Culture  /  Origin Story

The Power Suit’s Subversive Legacy

Women have long borrowed from men’s dress to claim the authority associated with it. It hasn’t always worked.
20th Century Fox

Hillary Clinton was not the first woman in the public eye to wear a pantsuit. Before her came Coco Chanel and Katharine Hepburn, who famously told Barbara Walters, “I’ll wear a skirt to your funeral.” And Georgia O’Keeffe, too, who wore chic, streamlined garments, including a cache of finely tailored pantsuits.

Changes to social mobility and gender norms often start with physical movement. A monochrome pantsuit was an easier way to dress, especially for work. In the late 19th and early 20th centuries, women adapted the “bloomer look” as a way to sidestep the Victorian morality attached to feminine dress. Oversize pants called bloomers allowed women to do manual labor or play sports without revealing the curves of their bodies. However, donning bloomers went afoul of class and social expectations. As the gender scholar Cristina Giorcelli has written, wearing trousers became a way to show intolerance for gender categorization and social distinctions.

During and following World War I, women became accustomed to a breezier style of dress after stepping in for absent men who were shipped to the front lines. Early in the century,  Parisian designer Coco Chanel had stitched a look with wide-legged slacks matched to tailored jackets hewn from sporty materials like jersey or tricot. The classic Chanel suit is a collarless, button-up wool jacket with braided trim, metallic buttons, and fitted sleeves made specifically with women in mind. Coco wore the signature suit herself, a uniform for women at work and at play. The status of public life expanded soon after, and included a limited class of women, mostly white, who smoked in public, won voting rights, and began wearing trousers—all activities previously reserved for men.

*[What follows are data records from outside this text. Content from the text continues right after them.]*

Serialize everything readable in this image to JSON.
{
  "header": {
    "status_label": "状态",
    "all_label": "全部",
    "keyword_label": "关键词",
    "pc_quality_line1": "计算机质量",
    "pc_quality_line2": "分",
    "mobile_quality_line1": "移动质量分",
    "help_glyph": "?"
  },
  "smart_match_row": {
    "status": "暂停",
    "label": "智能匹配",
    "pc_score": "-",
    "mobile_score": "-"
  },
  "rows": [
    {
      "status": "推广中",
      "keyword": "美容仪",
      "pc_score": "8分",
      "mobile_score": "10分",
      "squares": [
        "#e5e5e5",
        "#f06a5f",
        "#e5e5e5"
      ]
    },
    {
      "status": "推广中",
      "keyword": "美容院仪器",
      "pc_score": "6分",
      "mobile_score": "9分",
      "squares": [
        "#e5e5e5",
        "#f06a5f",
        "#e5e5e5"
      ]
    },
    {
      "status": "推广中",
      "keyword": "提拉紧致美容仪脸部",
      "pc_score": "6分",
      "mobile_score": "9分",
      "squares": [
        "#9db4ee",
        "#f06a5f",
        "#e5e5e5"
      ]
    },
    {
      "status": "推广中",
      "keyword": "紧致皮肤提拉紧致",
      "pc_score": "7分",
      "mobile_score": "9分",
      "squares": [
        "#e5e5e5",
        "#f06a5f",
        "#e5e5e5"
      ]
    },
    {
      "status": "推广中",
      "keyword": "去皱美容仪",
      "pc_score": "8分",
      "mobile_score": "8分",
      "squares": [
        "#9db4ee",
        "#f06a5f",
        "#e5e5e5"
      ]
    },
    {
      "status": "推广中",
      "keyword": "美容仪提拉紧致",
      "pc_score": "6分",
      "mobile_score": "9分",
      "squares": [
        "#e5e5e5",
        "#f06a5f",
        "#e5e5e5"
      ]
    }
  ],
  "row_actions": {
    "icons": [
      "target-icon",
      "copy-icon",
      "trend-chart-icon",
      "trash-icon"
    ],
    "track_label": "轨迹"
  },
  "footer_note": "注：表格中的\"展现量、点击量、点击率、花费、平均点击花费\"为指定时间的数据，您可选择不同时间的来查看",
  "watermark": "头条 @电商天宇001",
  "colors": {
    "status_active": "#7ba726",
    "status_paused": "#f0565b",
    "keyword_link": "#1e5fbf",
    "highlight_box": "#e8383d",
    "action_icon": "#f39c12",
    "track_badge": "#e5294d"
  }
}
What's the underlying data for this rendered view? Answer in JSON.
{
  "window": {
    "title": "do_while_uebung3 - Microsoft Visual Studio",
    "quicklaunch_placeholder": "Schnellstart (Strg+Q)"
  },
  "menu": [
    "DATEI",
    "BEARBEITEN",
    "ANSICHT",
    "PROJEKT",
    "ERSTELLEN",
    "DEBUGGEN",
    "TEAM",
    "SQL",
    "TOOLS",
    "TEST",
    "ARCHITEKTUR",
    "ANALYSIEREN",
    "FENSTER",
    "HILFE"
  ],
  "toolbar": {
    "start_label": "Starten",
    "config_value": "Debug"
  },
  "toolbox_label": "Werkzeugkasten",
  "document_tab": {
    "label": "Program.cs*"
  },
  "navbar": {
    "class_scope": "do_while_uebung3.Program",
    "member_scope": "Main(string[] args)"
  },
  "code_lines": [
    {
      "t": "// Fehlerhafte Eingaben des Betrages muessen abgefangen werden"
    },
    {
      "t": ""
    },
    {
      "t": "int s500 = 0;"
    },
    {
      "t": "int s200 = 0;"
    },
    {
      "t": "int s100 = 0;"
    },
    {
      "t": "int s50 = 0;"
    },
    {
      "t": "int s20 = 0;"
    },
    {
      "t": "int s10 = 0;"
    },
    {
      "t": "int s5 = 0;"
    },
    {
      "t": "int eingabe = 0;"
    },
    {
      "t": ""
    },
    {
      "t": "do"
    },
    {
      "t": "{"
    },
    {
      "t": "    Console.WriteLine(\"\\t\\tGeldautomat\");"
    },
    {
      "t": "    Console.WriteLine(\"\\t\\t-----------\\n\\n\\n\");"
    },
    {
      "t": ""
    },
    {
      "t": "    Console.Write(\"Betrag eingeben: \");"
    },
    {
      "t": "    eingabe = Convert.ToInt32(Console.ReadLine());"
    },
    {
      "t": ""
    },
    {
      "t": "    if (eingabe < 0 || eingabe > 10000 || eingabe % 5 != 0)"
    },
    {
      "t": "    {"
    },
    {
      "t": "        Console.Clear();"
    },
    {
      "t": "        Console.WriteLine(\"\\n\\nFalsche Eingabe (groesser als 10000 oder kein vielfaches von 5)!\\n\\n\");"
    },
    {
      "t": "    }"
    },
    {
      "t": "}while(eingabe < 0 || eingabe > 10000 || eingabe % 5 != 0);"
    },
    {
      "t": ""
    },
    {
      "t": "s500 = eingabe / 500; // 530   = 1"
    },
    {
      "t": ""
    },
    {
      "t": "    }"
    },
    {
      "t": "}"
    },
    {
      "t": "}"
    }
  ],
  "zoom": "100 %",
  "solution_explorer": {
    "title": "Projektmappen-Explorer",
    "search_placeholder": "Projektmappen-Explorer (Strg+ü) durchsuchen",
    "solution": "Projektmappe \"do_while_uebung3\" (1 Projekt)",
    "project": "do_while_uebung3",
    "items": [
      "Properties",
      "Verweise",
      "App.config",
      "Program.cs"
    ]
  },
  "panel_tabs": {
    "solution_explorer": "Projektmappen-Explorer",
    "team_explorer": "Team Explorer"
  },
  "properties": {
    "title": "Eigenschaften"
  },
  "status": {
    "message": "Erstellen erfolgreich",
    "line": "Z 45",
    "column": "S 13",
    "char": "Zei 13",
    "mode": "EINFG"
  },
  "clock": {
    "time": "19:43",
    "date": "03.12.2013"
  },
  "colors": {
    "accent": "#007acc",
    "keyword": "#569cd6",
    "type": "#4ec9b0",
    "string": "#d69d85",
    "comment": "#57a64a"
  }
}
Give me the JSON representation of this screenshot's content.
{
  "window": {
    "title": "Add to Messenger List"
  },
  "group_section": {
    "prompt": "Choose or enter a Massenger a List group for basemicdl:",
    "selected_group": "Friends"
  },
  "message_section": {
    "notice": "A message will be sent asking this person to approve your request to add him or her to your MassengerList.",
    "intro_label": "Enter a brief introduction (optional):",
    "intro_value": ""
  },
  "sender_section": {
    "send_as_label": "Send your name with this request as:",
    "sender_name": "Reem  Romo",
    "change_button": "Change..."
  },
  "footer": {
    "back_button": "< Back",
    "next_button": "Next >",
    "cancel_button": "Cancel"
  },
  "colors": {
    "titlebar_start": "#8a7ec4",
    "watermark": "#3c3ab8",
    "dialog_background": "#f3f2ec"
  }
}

Come World War II, working women were ubiquitous: in factories, driving delivery trucks, welding metal parts for war machines, managing post offices. Wearing pants was necessary for much of this work, and therefore it became normal. As the feminist geographer Hille Koskela argues, dressing to take on the chaos of the city allowed women to reclaim space otherwise dominated by masculinity. If the city is a theater, the power suit is its costume.